• [Task statement]
Which lines below mention "true"? Pick each one out.

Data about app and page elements
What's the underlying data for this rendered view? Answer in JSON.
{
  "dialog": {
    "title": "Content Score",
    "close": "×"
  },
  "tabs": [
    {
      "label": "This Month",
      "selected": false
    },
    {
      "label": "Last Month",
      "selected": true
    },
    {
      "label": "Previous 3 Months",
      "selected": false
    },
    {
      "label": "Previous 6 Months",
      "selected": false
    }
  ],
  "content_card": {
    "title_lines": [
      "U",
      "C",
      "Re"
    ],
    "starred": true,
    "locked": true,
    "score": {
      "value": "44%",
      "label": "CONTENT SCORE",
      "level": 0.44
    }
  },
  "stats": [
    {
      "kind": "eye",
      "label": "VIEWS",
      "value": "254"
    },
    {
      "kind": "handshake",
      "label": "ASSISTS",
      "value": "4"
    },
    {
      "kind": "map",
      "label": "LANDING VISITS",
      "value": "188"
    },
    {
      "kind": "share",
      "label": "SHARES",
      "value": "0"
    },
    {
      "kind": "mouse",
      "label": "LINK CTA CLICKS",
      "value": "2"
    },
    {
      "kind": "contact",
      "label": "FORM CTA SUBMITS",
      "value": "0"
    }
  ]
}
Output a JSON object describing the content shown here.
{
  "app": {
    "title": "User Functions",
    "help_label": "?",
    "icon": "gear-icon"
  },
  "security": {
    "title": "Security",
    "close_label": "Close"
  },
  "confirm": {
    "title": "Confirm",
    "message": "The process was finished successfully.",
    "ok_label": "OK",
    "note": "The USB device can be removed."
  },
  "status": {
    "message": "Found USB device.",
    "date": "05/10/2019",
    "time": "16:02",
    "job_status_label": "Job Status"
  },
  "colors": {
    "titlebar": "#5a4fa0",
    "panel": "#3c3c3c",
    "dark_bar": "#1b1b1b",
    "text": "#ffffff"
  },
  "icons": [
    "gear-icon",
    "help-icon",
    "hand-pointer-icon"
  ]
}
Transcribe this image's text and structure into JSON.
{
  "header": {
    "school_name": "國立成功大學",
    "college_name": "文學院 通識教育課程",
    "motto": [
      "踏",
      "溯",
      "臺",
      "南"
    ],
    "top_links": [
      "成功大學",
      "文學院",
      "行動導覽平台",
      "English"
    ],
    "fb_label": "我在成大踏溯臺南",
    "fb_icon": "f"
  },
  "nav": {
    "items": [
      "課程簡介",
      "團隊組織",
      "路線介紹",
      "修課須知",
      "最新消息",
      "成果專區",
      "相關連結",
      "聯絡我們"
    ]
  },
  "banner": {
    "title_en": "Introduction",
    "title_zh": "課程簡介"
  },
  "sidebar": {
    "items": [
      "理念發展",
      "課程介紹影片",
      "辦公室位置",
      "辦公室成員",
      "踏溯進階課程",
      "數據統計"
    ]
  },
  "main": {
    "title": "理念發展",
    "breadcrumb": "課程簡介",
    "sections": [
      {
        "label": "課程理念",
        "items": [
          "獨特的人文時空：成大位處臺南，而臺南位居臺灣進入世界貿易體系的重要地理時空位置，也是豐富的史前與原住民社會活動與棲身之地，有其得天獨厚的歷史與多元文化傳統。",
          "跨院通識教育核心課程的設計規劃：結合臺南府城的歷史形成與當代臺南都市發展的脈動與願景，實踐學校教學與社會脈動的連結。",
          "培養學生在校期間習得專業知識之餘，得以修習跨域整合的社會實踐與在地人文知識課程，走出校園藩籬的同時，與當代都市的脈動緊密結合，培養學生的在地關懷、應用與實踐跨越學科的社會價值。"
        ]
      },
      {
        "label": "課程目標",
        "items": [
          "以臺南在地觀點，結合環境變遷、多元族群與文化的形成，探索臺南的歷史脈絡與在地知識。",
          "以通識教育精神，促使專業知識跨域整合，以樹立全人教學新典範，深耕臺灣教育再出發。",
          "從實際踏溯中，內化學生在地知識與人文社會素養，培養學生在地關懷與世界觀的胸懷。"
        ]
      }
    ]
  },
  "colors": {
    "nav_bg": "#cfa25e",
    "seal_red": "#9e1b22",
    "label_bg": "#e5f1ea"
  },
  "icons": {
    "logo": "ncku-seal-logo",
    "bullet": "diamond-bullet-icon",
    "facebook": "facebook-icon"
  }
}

• [Task output]
      "selected": true
    "starred": true,
    "locked": true,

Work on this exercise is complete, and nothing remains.